“Dead Poets Society,” “Good Morning, Vietnam”Two of Robin Williams’ best performances of the 1980s are showcased in new DVD editions. “Dead Poets Society” stars Williams as an inspirational prep-school teacher who runs afoul of the powers that be because of his unusual teaching style and encouragement of free thought. Director Peter Weir and co-stars Ethan Hawke and Robert Sean Leonard provide new interviews, while Weir offers commentary. “Good Morning, Vietnam” casts Williams as another iconoclast, an Army radio disc jockey who delivers belly laughs to the troops and ulcers to the military brass that does not take kindly to his irreverent style. Featurettes examine such topics as the film’s ’60s rock soundtrack and shooting in Thailand. DVDs, $19.99 each. (Disney)

“Sam Peckinpah’s the Legendary Westerns Collection”Four of director Peckinpah’s Old West tales are gathered in a superb boxed set. “The Wild Bunch,” an outlaw tale starring William Holden and Ernest Borgnine, arrives in a new two-disc DVD edition, while three others make their DVD debuts. A two-disc release of “Pat Garrett and Billy the Kid” has 115-minute and 122-minute versions of the film starring James Coburn as the lawman tracking outlaw Billy (Kris Kristofferson), a film perhaps most famous for Bob Dylan’s theme song “Knockin’ on Heaven’s Door.” Debuting in single-disc editions are “Ride the High Country,” with Randolph Scott and Joel McCrea as aging lawmen guarding a gold shipment, and “The Ballad of Cable Hogue,” a vengeance tale starring Jason Robards. A posse of Peckinpah experts provides commentary for each film. DVD set, $59.92; two-disc sets, $26.99 each; single DVDs, $19.97 each. (Warner Bros.)

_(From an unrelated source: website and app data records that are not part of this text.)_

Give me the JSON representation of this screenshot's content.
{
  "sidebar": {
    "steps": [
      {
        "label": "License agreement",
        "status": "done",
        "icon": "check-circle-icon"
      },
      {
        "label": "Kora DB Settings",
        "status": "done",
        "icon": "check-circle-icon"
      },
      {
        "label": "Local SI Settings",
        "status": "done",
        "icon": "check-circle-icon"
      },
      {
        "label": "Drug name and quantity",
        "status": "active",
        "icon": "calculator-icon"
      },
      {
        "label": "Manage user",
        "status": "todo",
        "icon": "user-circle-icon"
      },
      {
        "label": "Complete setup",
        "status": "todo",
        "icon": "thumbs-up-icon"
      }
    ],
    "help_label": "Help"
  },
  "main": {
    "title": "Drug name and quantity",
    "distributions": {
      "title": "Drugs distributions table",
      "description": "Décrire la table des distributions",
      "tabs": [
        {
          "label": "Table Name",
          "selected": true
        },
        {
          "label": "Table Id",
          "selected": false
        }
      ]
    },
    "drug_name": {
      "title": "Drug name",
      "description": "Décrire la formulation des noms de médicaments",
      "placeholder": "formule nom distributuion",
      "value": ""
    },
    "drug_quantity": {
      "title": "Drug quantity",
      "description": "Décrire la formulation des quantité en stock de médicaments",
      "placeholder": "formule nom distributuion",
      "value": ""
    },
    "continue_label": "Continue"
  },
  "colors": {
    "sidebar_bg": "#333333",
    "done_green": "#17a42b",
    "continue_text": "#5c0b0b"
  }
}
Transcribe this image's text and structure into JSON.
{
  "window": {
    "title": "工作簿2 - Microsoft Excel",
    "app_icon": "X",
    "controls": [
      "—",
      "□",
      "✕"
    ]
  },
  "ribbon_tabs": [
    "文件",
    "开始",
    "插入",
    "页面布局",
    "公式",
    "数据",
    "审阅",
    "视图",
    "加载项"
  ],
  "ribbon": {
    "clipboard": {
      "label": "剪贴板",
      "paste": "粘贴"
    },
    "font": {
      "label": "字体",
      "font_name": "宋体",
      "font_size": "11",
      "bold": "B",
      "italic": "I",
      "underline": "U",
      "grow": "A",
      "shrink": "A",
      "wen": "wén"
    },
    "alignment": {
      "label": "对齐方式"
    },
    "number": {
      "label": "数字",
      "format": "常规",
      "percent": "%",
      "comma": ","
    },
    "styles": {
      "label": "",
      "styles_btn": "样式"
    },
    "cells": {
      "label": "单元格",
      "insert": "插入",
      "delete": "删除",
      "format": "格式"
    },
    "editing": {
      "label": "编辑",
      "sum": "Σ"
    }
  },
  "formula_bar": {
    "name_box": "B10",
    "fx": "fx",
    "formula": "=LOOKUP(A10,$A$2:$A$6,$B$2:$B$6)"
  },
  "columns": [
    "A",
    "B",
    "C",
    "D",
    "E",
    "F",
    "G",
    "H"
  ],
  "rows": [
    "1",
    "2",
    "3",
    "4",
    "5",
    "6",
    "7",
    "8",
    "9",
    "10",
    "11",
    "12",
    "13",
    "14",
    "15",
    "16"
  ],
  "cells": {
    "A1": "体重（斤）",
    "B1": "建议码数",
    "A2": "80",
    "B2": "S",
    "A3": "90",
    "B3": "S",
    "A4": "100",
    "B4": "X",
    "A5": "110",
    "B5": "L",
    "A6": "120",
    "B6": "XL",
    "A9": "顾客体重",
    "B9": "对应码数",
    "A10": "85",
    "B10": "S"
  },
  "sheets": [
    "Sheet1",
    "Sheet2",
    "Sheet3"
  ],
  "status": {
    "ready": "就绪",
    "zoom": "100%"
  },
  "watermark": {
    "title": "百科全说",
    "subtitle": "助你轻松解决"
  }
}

“The Bad Sleep Well”Comparatively obscure next to Akira Kurosawa’s feudal Japan adaptations of “MacBeth” with “Throne of Blood” and “King Lear” with “Ran,” the director’s loose take on “Hamlet” is a harsh portrait of corporate corruption and one man’s questionable means toward vengeance. Kurosawa regular Toshiro Mifune stars as a “Hamlet”-like character who insinuates his way into a circle of executives with plans to avenge the death of his father. The DVD has a making-of documentary and comes with an essay on the film by director Michael Almereyda, whose own “Hamlet” starred Ethan Hawke as a vengeful son in the modern corporate world. DVD, $29.95. (Criterion)

Other new releases:

“Saraband” — In what he says is his final movie, Ingmar Bergman revisits two of his most memorable characters, the husband and wife (Erland Josephson and Liv Ullman) of “Scenes From a Marriage,” who are reunited in this powerful drama that examines the blessings and curses of that thing called family. DVD, $29.95. (Sony) Read the review

“The Chumscrubber” — Jamie Bell, Glenn Close and Ralph Fiennes star in this darkly comic tale of a teen stoically dealing with the suicide of his best friend. Director Arie Posin and screenwriter Zac Stanford provide commentary, and the DVD has deleted scenes and a featurette. DVD, $29.99. (DreamWorks)

“The Return of the Pink Panther” — Peter Sellers and director Blake Edwards revived their comedy franchise with this 1975 sequel that puts the bumbling Inspector Clouseau on the trail of a jewel thief (Christopher Plummer). The movie returns to DVD in anticipation of Steve Martin’s new take on Clouseau in the upcoming “The Pink Panther” remake. DVD, $14.98. (Universal)

“Ferris Bueller’s Day Off” — The ultimate teen shirker is back with a new DVD edition of director John Hughes’ 1986 comedy. Matthew Broderick stars as the title character, who fakes a sick day to play hooky for a wild day trip to Chicago. Five featurettes accompany the movie. DVD, $19.99. (Paramount)